▽

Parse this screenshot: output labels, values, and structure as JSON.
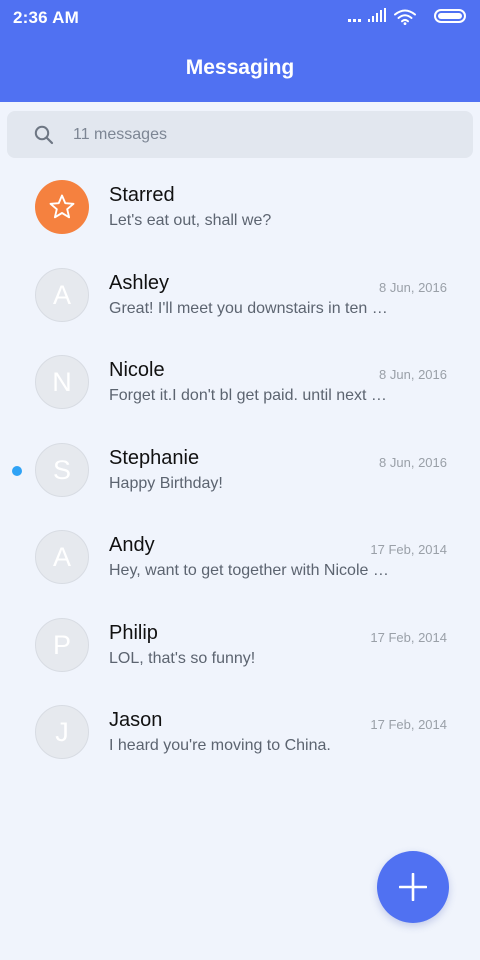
{
  "status": {
    "time": "2:36 AM"
  },
  "header": {
    "title": "Messaging"
  },
  "search": {
    "placeholder": "11 messages"
  },
  "conversations": [
    {
      "avatar_letter": "",
      "icon": "star-icon",
      "name": "Starred",
      "date": "",
      "preview": "Let's eat out, shall we?",
      "unread": false
    },
    {
      "avatar_letter": "A",
      "name": "Ashley",
      "date": "8 Jun, 2016",
      "preview": "Great! I'll meet you downstairs in ten minutes.",
      "unread": false
    },
    {
      "avatar_letter": "N",
      "name": "Nicole",
      "date": "8 Jun, 2016",
      "preview": "Forget it.I don't bl get paid. until next Friday.",
      "unread": false
    },
    {
      "avatar_letter": "S",
      "name": "Stephanie",
      "date": "8 Jun, 2016",
      "preview": "Happy Birthday!",
      "unread": true
    },
    {
      "avatar_letter": "A",
      "name": "Andy",
      "date": "17 Feb, 2014",
      "preview": "Hey, want to get together with Nicole and the others?",
      "unread": false
    },
    {
      "avatar_letter": "P",
      "name": "Philip",
      "date": "17 Feb, 2014",
      "preview": "LOL, that's so funny!",
      "unread": false
    },
    {
      "avatar_letter": "J",
      "name": "Jason",
      "date": "17 Feb, 2014",
      "preview": "I heard you're moving to China.",
      "unread": false
    }
  ],
  "colors": {
    "header_bg": "#5071f2",
    "starred_avatar": "#f5813f",
    "unread_dot": "#2fa2f5",
    "background": "#f0f4fc"
  },
  "fab": {
    "icon": "plus-icon"
  }
}
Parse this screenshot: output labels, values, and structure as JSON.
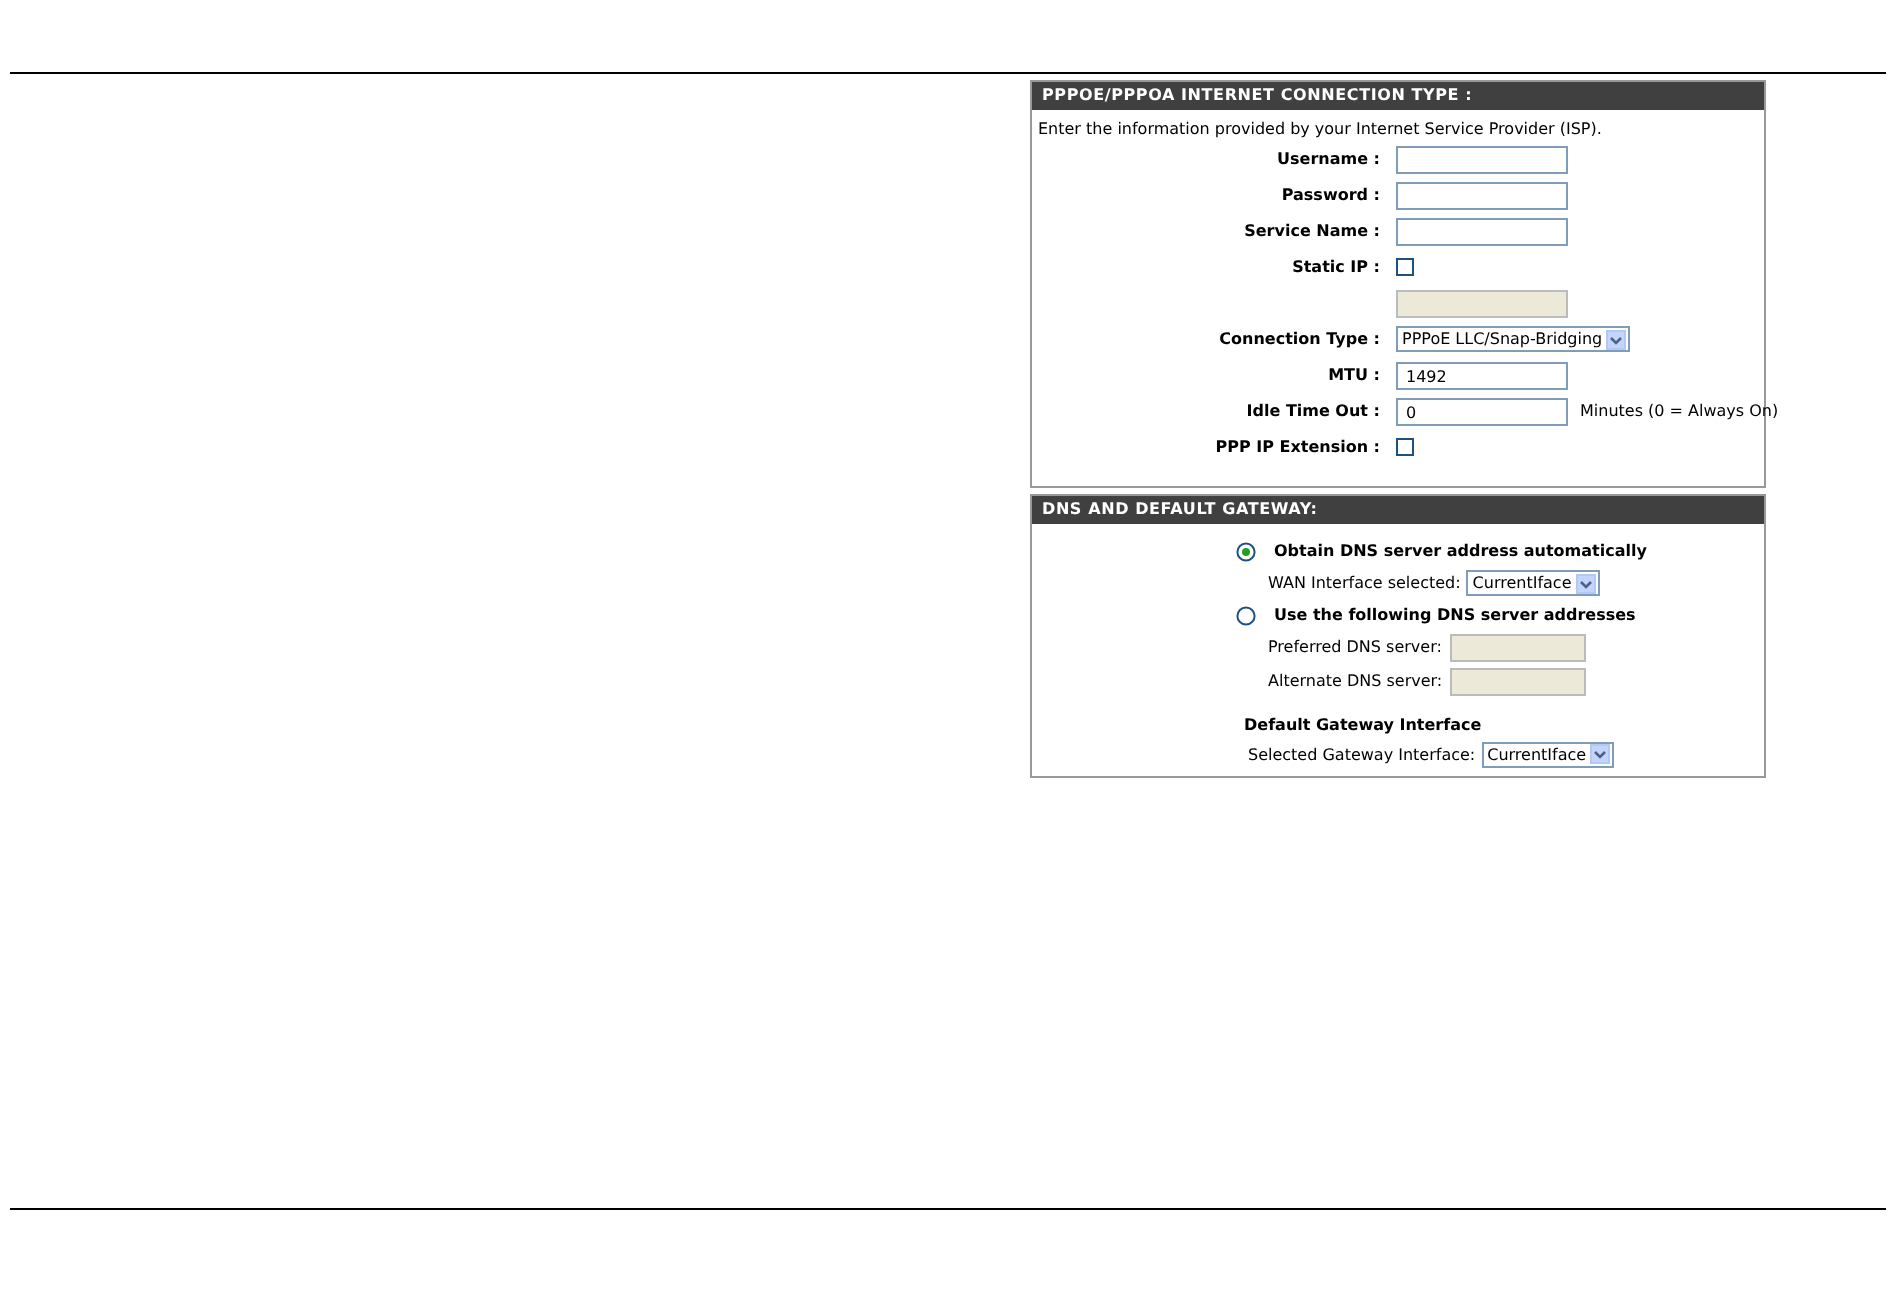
{
  "connection": {
    "title": "PPPOE/PPPOA INTERNET CONNECTION TYPE :",
    "intro": "Enter the information provided by your Internet Service Provider (ISP).",
    "fields": [
      {
        "kind": "text",
        "label": "Username :",
        "disabled": false
      },
      {
        "kind": "text",
        "label": "Password :",
        "disabled": false
      },
      {
        "kind": "text",
        "label": "Service Name :",
        "disabled": false
      },
      {
        "kind": "checkbox",
        "label": "Static IP :",
        "checked": false
      },
      {
        "kind": "text",
        "disabled": true
      },
      {
        "kind": "select",
        "label": "Connection Type :",
        "value": "PPPoE LLC/Snap-Bridging"
      },
      {
        "kind": "text",
        "label": "MTU :",
        "value": "1492",
        "disabled": false
      },
      {
        "kind": "text",
        "label": "Idle Time Out :",
        "value": "0",
        "disabled": false,
        "suffix": "Minutes (0 = Always On)"
      },
      {
        "kind": "checkbox",
        "label": "PPP IP Extension :",
        "checked": false
      }
    ]
  },
  "dns": {
    "title": "DNS AND DEFAULT GATEWAY:",
    "options": [
      {
        "label": "Obtain DNS server address automatically",
        "selected": true,
        "fields": [
          {
            "kind": "select",
            "label": "WAN Interface selected:",
            "value": "CurrentIface"
          }
        ]
      },
      {
        "label": "Use the following DNS server addresses",
        "selected": false,
        "fields": [
          {
            "kind": "text",
            "label": "Preferred DNS server:",
            "disabled": true
          },
          {
            "kind": "text",
            "label": "Alternate DNS server:",
            "disabled": true
          }
        ]
      }
    ],
    "gateway": {
      "title": "Default Gateway Interface",
      "label": "Selected Gateway Interface:",
      "value": "CurrentIface"
    }
  }
}
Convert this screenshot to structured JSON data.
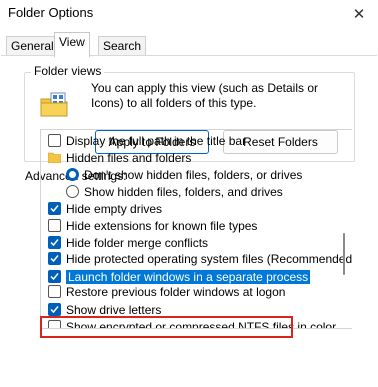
{
  "window": {
    "title": "Folder Options",
    "close_glyph": "✕"
  },
  "tabs": [
    {
      "label": "General",
      "active": false
    },
    {
      "label": "View",
      "active": true
    },
    {
      "label": "Search",
      "active": false
    }
  ],
  "folder_views": {
    "group_label": "Folder views",
    "description": "You can apply this view (such as Details or Icons) to all folders of this type.",
    "apply_button": "Apply to Folders",
    "reset_button": "Reset Folders"
  },
  "advanced": {
    "label": "Advanced settings:",
    "items": [
      {
        "kind": "checkbox",
        "checked": false,
        "label": "Display the full path in the title bar"
      },
      {
        "kind": "folder",
        "label": "Hidden files and folders"
      },
      {
        "kind": "radio",
        "checked": true,
        "label": "Don't show hidden files, folders, or drives"
      },
      {
        "kind": "radio",
        "checked": false,
        "label": "Show hidden files, folders, and drives"
      },
      {
        "kind": "checkbox",
        "checked": true,
        "label": "Hide empty drives"
      },
      {
        "kind": "checkbox",
        "checked": false,
        "label": "Hide extensions for known file types"
      },
      {
        "kind": "checkbox",
        "checked": true,
        "label": "Hide folder merge conflicts"
      },
      {
        "kind": "checkbox",
        "checked": true,
        "label": "Hide protected operating system files (Recommended)"
      },
      {
        "kind": "checkbox",
        "checked": true,
        "label": "Launch folder windows in a separate process",
        "selected": true
      },
      {
        "kind": "checkbox",
        "checked": false,
        "label": "Restore previous folder windows at logon"
      },
      {
        "kind": "checkbox",
        "checked": true,
        "label": "Show drive letters"
      },
      {
        "kind": "checkbox",
        "checked": false,
        "label": "Show encrypted or compressed NTFS files in color"
      }
    ]
  },
  "colors": {
    "accent": "#005fb8",
    "selection": "#0078d7",
    "annotation": "#d9261c"
  }
}
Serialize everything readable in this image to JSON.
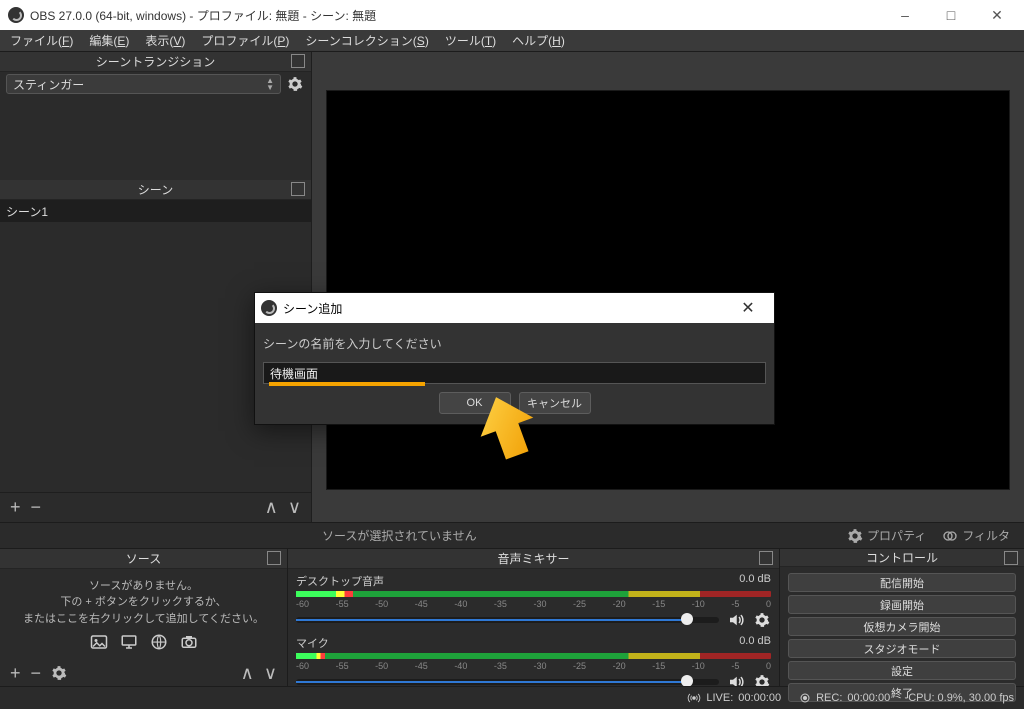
{
  "window": {
    "title": "OBS 27.0.0 (64-bit, windows) - プロファイル: 無題 - シーン: 無題"
  },
  "menubar": [
    {
      "label": "ファイル",
      "accel": "F"
    },
    {
      "label": "編集",
      "accel": "E"
    },
    {
      "label": "表示",
      "accel": "V"
    },
    {
      "label": "プロファイル",
      "accel": "P"
    },
    {
      "label": "シーンコレクション",
      "accel": "S"
    },
    {
      "label": "ツール",
      "accel": "T"
    },
    {
      "label": "ヘルプ",
      "accel": "H"
    }
  ],
  "panels": {
    "transitions_title": "シーントランジション",
    "transition_selected": "スティンガー",
    "scenes_title": "シーン",
    "scene_items": [
      "シーン1"
    ],
    "sources_title": "ソース",
    "sources_empty_l1": "ソースがありません。",
    "sources_empty_l2": "下の + ボタンをクリックするか、",
    "sources_empty_l3": "またはここを右クリックして追加してください。",
    "mixer_title": "音声ミキサー",
    "controls_title": "コントロール"
  },
  "sources_bar": {
    "no_selection": "ソースが選択されていません",
    "properties": "プロパティ",
    "filters": "フィルタ"
  },
  "mixer": {
    "channels": [
      {
        "name": "デスクトップ音声",
        "db": "0.0 dB"
      },
      {
        "name": "マイク",
        "db": "0.0 dB"
      }
    ],
    "ticks": [
      "-60",
      "-55",
      "-50",
      "-45",
      "-40",
      "-35",
      "-30",
      "-25",
      "-20",
      "-15",
      "-10",
      "-5",
      "0"
    ]
  },
  "controls": {
    "buttons": [
      "配信開始",
      "録画開始",
      "仮想カメラ開始",
      "スタジオモード",
      "設定",
      "終了"
    ]
  },
  "statusbar": {
    "live_label": "LIVE:",
    "live_time": "00:00:00",
    "rec_label": "REC:",
    "rec_time": "00:00:00",
    "cpu": "CPU: 0.9%, 30.00 fps"
  },
  "dialog": {
    "title": "シーン追加",
    "prompt": "シーンの名前を入力してください",
    "input_value": "待機画面",
    "ok": "OK",
    "cancel": "キャンセル"
  }
}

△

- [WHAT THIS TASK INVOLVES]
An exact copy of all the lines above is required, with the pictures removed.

- [RESPONSE AREA]
Parse this screenshot: output labels, values, and structure as JSON.
{
  "status": {
    "time": "2:36 AM"
  },
  "header": {
    "title": "Messaging"
  },
  "search": {
    "placeholder": "11 messages"
  },
  "conversations": [
    {
      "avatar_letter": "",
      "icon": "star-icon",
      "name": "Starred",
      "date": "",
      "preview": "Let's eat out, shall we?",
      "unread": false
    },
    {
      "avatar_letter": "A",
      "name": "Ashley",
      "date": "8 Jun, 2016",
      "preview": "Great! I'll meet you downstairs in ten minutes.",
      "unread": false
    },
    {
      "avatar_letter": "N",
      "name": "Nicole",
      "date": "8 Jun, 2016",
      "preview": "Forget it.I don't bl get paid. until next Friday.",
      "unread": false
    },
    {
      "avatar_letter": "S",
      "name": "Stephanie",
      "date": "8 Jun, 2016",
      "preview": "Happy Birthday!",
      "unread": true
    },
    {
      "avatar_letter": "A",
      "name": "Andy",
      "date": "17 Feb, 2014",
      "preview": "Hey, want to get together with Nicole and the others?",
      "unread": false
    },
    {
      "avatar_letter": "P",
      "name": "Philip",
      "date": "17 Feb, 2014",
      "preview": "LOL, that's so funny!",
      "unread": false
    },
    {
      "avatar_letter": "J",
      "name": "Jason",
      "date": "17 Feb, 2014",
      "preview": "I heard you're moving to China.",
      "unread": false
    }
  ],
  "colors": {
    "header_bg": "#5071f2",
    "starred_avatar": "#f5813f",
    "unread_dot": "#2fa2f5",
    "background": "#f0f4fc"
  },
  "fab": {
    "icon": "plus-icon"
  }
}
Parse this screenshot: output labels, values, and structure as JSON.
{
  "connection": {
    "title": "PPPOE/PPPOA INTERNET CONNECTION TYPE :",
    "intro": "Enter the information provided by your Internet Service Provider (ISP).",
    "fields": [
      {
        "kind": "text",
        "label": "Username :",
        "disabled": false
      },
      {
        "kind": "text",
        "label": "Password :",
        "disabled": false
      },
      {
        "kind": "text",
        "label": "Service Name :",
        "disabled": false
      },
      {
        "kind": "checkbox",
        "label": "Static IP :",
        "checked": false
      },
      {
        "kind": "text",
        "disabled": true
      },
      {
        "kind": "select",
        "label": "Connection Type :",
        "value": "PPPoE LLC/Snap-Bridging"
      },
      {
        "kind": "text",
        "label": "MTU :",
        "value": "1492",
        "disabled": false
      },
      {
        "kind": "text",
        "label": "Idle Time Out :",
        "value": "0",
        "disabled": false,
        "suffix": "Minutes (0 = Always On)"
      },
      {
        "kind": "checkbox",
        "label": "PPP IP Extension :",
        "checked": false
      }
    ]
  },
  "dns": {
    "title": "DNS AND DEFAULT GATEWAY:",
    "options": [
      {
        "label": "Obtain DNS server address automatically",
        "selected": true,
        "fields": [
          {
            "kind": "select",
            "label": "WAN Interface selected:",
            "value": "CurrentIface"
          }
        ]
      },
      {
        "label": "Use the following DNS server addresses",
        "selected": false,
        "fields": [
          {
            "kind": "text",
            "label": "Preferred DNS server:",
            "disabled": true
          },
          {
            "kind": "text",
            "label": "Alternate DNS server:",
            "disabled": true
          }
        ]
      }
    ],
    "gateway": {
      "title": "Default Gateway Interface",
      "label": "Selected Gateway Interface:",
      "value": "CurrentIface"
    }
  }
}
Convert this screenshot to structured JSON data.
{
  "window": {
    "title": "Folder Options",
    "close_glyph": "✕"
  },
  "tabs": [
    {
      "label": "General",
      "active": false
    },
    {
      "label": "View",
      "active": true
    },
    {
      "label": "Search",
      "active": false
    }
  ],
  "folder_views": {
    "group_label": "Folder views",
    "description": "You can apply this view (such as Details or Icons) to all folders of this type.",
    "apply_button": "Apply to Folders",
    "reset_button": "Reset Folders"
  },
  "advanced": {
    "label": "Advanced settings:",
    "items": [
      {
        "kind": "checkbox",
        "checked": false,
        "label": "Display the full path in the title bar"
      },
      {
        "kind": "folder",
        "label": "Hidden files and folders"
      },
      {
        "kind": "radio",
        "checked": true,
        "label": "Don't show hidden files, folders, or drives"
      },
      {
        "kind": "radio",
        "checked": false,
        "label": "Show hidden files, folders, and drives"
      },
      {
        "kind": "checkbox",
        "checked": true,
        "label": "Hide empty drives"
      },
      {
        "kind": "checkbox",
        "checked": false,
        "label": "Hide extensions for known file types"
      },
      {
        "kind": "checkbox",
        "checked": true,
        "label": "Hide folder merge conflicts"
      },
      {
        "kind": "checkbox",
        "checked": true,
        "label": "Hide protected operating system files (Recommended)"
      },
      {
        "kind": "checkbox",
        "checked": true,
        "label": "Launch folder windows in a separate process",
        "selected": true
      },
      {
        "kind": "checkbox",
        "checked": false,
        "label": "Restore previous folder windows at logon"
      },
      {
        "kind": "checkbox",
        "checked": true,
        "label": "Show drive letters"
      },
      {
        "kind": "checkbox",
        "checked": false,
        "label": "Show encrypted or compressed NTFS files in color"
      }
    ]
  },
  "colors": {
    "accent": "#005fb8",
    "selection": "#0078d7",
    "annotation": "#d9261c"
  }
}
Serialize everything readable in this image to JSON.
{
  "window": {
    "title": "OBS 27.0.0 (64-bit, windows) - プロファイル: 無題 - シーン: 無題"
  },
  "menubar": [
    {
      "label": "ファイル",
      "accel": "F"
    },
    {
      "label": "編集",
      "accel": "E"
    },
    {
      "label": "表示",
      "accel": "V"
    },
    {
      "label": "プロファイル",
      "accel": "P"
    },
    {
      "label": "シーンコレクション",
      "accel": "S"
    },
    {
      "label": "ツール",
      "accel": "T"
    },
    {
      "label": "ヘルプ",
      "accel": "H"
    }
  ],
  "panels": {
    "transitions_title": "シーントランジション",
    "transition_selected": "スティンガー",
    "scenes_title": "シーン",
    "scene_items": [
      "シーン1"
    ],
    "sources_title": "ソース",
    "sources_empty_l1": "ソースがありません。",
    "sources_empty_l2": "下の + ボタンをクリックするか、",
    "sources_empty_l3": "またはここを右クリックして追加してください。",
    "mixer_title": "音声ミキサー",
    "controls_title": "コントロール"
  },
  "sources_bar": {
    "no_selection": "ソースが選択されていません",
    "properties": "プロパティ",
    "filters": "フィルタ"
  },
  "mixer": {
    "channels": [
      {
        "name": "デスクトップ音声",
        "db": "0.0 dB"
      },
      {
        "name": "マイク",
        "db": "0.0 dB"
      }
    ],
    "ticks": [
      "-60",
      "-55",
      "-50",
      "-45",
      "-40",
      "-35",
      "-30",
      "-25",
      "-20",
      "-15",
      "-10",
      "-5",
      "0"
    ]
  },
  "controls": {
    "buttons": [
      "配信開始",
      "録画開始",
      "仮想カメラ開始",
      "スタジオモード",
      "設定",
      "終了"
    ]
  },
  "statusbar": {
    "live_label": "LIVE:",
    "live_time": "00:00:00",
    "rec_label": "REC:",
    "rec_time": "00:00:00",
    "cpu": "CPU: 0.9%, 30.00 fps"
  },
  "dialog": {
    "title": "シーン追加",
    "prompt": "シーンの名前を入力してください",
    "input_value": "待機画面",
    "ok": "OK",
    "cancel": "キャンセル"
  }
}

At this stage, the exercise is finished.